by Simon Christie
It's the near future and for the last seven years, the Earth has been under attack from a race of monsters - the 'Kaiju' - emerging with increasing regularity and growing strength through a space-time continuum beneath the Pacific Ocean. To combat this inter-terrestrial menace, mankind has set aside international, religious and political differences, pooling resources and manpower to build lethal robotic behemoths - known as 'Jaegers' - equipped with a dazzling array of weaponry to defend the world from the menace rising from the depths.
The Jaegers can only be controlled by two symbiotically linked pilots, who bond together through a mental 'drift', allowing them to work in tandem, dancing a bio-mechanical duet that deals death to the invaders. The stronger the bond between the pilots, the more effective the Jaeger they control.
Del Toro's first deft move is to sidestep the more obvious origin story - opting instead to quickly establish the events that have led humankind to the brink of imminent destruction. Mankind is already on its knees, defences failing, with only a few Jaegers left to send into battle.
For all the attention that will rightly be focussed on Pacific Rim's action sequences, Del Toro works hard to establish the real world environment in which the conflict will be fought - his wonderful attention to detail serving to ground some of the more fantastical elements in a recognisable sense of reality.
The Jaegers, once heroic talismans running point in the battle with the Kaiju, have been put out to pasture in favour of other means of defence, now representing little more than a resistance movement led by campaign stalwart Stacker Pentecost (Idris Elba). With good pilots hard to find, Pentecost turns to former maverick Raleigh Beckett (Charlie Hunnam), and unproven rookie Mako Mori (Rinko Kikuchi), to quickly and effectively forge the required Jaeger pilots' co-dependent relationship.
The exposition can be clumsy at times, and there's a sense that more established actors may have lent an extra degree of credibility to proceedings.
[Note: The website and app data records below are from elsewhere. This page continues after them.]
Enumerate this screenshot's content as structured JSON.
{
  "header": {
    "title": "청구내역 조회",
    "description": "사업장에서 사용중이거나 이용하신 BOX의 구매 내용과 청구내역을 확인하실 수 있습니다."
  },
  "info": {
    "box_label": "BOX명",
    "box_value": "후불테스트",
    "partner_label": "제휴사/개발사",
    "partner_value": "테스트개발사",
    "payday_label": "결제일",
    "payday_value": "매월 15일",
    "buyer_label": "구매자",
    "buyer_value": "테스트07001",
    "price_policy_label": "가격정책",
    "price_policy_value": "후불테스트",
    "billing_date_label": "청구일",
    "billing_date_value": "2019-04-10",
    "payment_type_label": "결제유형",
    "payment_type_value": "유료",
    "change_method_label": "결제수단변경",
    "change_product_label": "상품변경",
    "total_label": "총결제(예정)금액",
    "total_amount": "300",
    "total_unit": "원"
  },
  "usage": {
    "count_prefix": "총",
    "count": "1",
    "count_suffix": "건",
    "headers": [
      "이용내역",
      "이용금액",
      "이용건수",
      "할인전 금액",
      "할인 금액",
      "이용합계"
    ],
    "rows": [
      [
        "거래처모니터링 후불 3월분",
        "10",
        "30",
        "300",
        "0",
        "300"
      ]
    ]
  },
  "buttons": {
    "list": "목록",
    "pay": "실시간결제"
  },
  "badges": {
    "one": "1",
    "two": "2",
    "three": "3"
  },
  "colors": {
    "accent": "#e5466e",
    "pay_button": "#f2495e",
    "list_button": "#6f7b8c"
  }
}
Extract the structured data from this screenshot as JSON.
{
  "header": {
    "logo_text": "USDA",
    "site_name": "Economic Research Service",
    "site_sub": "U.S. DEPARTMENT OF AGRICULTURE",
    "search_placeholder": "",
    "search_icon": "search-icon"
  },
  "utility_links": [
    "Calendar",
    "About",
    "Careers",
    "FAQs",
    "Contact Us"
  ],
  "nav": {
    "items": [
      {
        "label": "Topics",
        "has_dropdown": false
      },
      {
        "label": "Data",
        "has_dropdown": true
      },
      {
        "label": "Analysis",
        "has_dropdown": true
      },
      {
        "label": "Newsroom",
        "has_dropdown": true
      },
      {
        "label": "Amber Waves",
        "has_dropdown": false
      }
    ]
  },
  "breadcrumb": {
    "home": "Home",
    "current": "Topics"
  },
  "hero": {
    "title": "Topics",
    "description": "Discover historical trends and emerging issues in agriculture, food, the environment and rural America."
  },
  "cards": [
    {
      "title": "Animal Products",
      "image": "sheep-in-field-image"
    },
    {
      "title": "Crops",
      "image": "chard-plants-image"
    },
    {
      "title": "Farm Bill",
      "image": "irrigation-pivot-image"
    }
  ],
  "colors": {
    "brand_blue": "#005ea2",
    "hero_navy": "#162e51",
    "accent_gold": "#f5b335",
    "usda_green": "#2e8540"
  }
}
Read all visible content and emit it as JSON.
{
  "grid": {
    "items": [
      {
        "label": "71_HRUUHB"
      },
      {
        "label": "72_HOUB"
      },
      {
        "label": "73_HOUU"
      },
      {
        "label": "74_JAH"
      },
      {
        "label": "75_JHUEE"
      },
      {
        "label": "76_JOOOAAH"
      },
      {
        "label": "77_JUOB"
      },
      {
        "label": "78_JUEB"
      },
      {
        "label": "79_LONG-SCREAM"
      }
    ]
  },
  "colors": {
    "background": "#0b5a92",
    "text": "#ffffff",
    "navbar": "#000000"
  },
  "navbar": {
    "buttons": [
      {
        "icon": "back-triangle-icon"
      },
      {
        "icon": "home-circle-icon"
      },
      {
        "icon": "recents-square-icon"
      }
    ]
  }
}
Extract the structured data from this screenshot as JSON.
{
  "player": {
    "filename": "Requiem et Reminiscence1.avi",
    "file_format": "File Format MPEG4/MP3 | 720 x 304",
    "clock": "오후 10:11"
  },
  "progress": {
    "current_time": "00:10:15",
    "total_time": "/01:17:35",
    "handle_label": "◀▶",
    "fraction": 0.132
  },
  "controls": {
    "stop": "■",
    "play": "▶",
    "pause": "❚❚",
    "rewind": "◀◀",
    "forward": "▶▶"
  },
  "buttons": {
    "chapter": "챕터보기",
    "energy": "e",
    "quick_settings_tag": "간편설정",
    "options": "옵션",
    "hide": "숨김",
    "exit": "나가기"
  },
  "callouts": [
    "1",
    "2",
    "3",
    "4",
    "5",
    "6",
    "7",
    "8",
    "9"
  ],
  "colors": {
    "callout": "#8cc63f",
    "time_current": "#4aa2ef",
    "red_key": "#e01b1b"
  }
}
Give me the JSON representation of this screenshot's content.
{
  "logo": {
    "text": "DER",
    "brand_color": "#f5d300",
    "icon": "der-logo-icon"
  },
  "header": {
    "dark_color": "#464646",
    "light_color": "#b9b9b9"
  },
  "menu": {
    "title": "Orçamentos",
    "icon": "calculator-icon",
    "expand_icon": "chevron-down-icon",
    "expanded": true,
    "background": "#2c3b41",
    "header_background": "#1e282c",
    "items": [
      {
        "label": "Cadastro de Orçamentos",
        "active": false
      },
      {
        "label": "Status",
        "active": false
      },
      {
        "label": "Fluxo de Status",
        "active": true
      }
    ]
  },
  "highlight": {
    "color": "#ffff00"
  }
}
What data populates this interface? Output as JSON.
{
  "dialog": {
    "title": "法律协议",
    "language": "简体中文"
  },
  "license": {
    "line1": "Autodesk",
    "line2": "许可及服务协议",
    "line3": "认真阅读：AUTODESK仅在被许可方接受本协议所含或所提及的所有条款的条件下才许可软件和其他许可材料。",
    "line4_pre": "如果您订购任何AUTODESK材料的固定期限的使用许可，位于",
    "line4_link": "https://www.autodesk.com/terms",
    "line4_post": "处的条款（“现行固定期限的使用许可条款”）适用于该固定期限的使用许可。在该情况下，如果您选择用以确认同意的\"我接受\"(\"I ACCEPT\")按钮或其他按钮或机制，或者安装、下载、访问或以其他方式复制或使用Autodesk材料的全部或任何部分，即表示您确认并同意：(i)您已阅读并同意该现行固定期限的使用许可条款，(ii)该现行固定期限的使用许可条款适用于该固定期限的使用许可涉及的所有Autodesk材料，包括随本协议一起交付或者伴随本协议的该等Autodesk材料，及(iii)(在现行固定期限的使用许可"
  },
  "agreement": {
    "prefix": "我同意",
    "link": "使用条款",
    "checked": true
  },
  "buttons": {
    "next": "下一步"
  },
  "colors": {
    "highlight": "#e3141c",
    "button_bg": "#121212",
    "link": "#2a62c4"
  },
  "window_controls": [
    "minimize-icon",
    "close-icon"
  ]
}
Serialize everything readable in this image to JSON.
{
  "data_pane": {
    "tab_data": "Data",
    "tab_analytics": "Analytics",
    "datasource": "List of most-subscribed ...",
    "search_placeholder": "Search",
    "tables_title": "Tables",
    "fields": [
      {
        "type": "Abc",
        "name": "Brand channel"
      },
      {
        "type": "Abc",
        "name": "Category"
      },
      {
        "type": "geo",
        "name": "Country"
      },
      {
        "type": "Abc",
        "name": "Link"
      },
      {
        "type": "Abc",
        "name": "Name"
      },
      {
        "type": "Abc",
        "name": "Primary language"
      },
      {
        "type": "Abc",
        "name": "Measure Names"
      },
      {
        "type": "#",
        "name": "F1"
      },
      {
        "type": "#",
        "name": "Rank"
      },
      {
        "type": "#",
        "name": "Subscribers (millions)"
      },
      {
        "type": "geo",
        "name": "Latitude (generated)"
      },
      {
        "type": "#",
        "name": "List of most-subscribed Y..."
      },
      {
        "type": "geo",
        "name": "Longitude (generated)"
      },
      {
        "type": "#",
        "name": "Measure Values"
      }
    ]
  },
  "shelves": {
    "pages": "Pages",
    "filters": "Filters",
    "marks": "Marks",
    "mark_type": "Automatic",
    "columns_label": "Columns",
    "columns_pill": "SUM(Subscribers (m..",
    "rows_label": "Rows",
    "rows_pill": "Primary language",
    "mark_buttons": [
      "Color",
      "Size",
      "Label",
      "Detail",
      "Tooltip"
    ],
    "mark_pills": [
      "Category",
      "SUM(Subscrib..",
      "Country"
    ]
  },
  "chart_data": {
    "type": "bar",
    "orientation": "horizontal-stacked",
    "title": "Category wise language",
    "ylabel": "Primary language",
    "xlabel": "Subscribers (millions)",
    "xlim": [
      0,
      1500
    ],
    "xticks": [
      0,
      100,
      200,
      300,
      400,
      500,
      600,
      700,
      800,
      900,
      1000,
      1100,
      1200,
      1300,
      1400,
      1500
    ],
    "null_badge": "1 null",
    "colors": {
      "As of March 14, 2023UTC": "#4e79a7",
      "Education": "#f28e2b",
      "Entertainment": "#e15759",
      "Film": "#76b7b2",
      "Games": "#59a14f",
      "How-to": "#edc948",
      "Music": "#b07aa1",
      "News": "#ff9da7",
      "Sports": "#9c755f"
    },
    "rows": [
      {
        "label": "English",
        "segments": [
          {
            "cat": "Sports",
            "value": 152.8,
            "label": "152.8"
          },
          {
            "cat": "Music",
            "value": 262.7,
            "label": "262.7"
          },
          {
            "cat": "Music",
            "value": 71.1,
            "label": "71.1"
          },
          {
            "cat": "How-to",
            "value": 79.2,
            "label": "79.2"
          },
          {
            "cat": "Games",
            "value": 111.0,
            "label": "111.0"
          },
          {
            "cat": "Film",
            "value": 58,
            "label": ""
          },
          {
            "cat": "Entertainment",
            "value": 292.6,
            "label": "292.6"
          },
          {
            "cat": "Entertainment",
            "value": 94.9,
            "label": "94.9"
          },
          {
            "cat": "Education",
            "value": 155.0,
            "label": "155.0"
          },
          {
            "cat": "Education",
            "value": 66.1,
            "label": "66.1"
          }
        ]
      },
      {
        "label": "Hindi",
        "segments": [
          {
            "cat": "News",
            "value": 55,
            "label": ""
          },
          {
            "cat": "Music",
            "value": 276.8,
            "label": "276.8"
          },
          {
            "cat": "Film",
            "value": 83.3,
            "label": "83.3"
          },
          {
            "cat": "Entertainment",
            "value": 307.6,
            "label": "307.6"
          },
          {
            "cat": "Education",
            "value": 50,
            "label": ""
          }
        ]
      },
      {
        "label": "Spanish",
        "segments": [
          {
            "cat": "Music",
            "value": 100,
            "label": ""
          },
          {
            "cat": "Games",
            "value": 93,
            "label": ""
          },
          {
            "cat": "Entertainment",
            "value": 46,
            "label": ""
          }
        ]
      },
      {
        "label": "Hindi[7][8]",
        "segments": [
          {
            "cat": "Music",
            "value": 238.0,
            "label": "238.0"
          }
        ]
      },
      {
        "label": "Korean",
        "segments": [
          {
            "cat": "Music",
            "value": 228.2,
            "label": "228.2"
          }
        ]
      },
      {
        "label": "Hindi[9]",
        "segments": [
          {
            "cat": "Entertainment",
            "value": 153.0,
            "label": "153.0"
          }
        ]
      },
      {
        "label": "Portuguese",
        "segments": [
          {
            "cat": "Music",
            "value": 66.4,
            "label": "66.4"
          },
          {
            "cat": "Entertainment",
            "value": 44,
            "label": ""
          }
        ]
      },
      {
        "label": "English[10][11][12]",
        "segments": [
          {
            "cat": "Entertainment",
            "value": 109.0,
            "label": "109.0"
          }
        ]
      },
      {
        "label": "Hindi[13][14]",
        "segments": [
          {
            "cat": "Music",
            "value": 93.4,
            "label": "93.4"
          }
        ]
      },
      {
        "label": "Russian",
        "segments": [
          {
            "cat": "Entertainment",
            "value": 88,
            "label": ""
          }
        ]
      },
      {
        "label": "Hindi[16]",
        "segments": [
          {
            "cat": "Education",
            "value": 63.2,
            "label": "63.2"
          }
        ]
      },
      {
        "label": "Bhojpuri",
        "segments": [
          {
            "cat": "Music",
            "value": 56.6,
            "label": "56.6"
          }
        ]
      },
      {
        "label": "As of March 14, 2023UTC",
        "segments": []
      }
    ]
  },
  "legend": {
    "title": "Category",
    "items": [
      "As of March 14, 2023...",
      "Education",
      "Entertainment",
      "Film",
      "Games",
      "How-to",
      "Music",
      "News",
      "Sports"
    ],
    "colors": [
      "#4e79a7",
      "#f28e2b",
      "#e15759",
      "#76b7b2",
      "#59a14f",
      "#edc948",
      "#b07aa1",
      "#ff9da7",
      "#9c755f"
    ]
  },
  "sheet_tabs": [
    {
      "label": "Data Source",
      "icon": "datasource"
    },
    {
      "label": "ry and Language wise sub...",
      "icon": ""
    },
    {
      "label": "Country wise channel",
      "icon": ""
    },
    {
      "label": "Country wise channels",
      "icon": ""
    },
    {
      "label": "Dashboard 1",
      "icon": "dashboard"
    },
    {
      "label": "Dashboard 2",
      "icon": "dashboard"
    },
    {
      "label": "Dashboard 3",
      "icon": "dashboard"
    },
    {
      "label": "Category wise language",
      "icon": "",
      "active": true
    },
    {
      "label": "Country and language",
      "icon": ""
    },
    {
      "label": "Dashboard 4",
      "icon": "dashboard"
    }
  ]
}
Elba never seems to hit his (usually considerable) full-stride and Hunnam goes through the heroic motions without elevating his performance beyond the ordinary, but any actor signing up for Pacific Rim was always destined to play second fiddle to the spectacular special effects work from the wizards at ILM.
Perhaps learning from the errors of others (yes, Transformers - we're looking at you), Del Toro often elects to decelerate the pace of combat, allowing the eye to track every blow and body shot. These are more like fights between two bull elephants, awesome in scale and terrifying in power. The battles between Kaiju and Jaegers prove genuinely tense and taut affairs, played out amidst grand cityscapes of destructible steel, iron and glass. Repeat encounters are kept fresh by virtue of the variety and singular characterisations of the individual Jaegers, coupled with the ever-changing forms and increasing threat of the different Kaiju they confront.
Blows are received and returned with a momentum and energy as relentless as it is undiminishing - referenced very nicely with a nod to a Newton's Cradle that underlines both the fight between twin worlds through an inter-dinmensional portal and the inexorable and uncompromising struggle that wages on and on.
Pacific Rim is not without its mis-steps - there are two clunkily conceived, overly-caricatured scientists on hand, proving a notch too heightened even for a film about gargantuan monsters and robots. If the film would benefit by trimming some of its running time, by the time a Jaeger picks up an oil tanker, using it as a club to pummel a Kaiju, all such concerns will be long forgotten.
Del Toro sets a new benchmark for epic-scale action - grounded in a reality that although fantastical, never inhibits immersion or believability - its real-world fears (the enemy emerging from within) and the necessity for sociopolitical unity, both striking a relevant chord. But ultimately, Pacific Rim remains a prize fight of a movie, so lace up your gloves and enjoy it for its big moments. They may be as unsubtle and inconspicuous as a ten-mile high celluloid mushroom cloud, but each of them proves more riotous, raucous and rockingly good fun than the last.
Pacific Rim - 2013 - USA - 131 mins - dir : Guillermo del Toro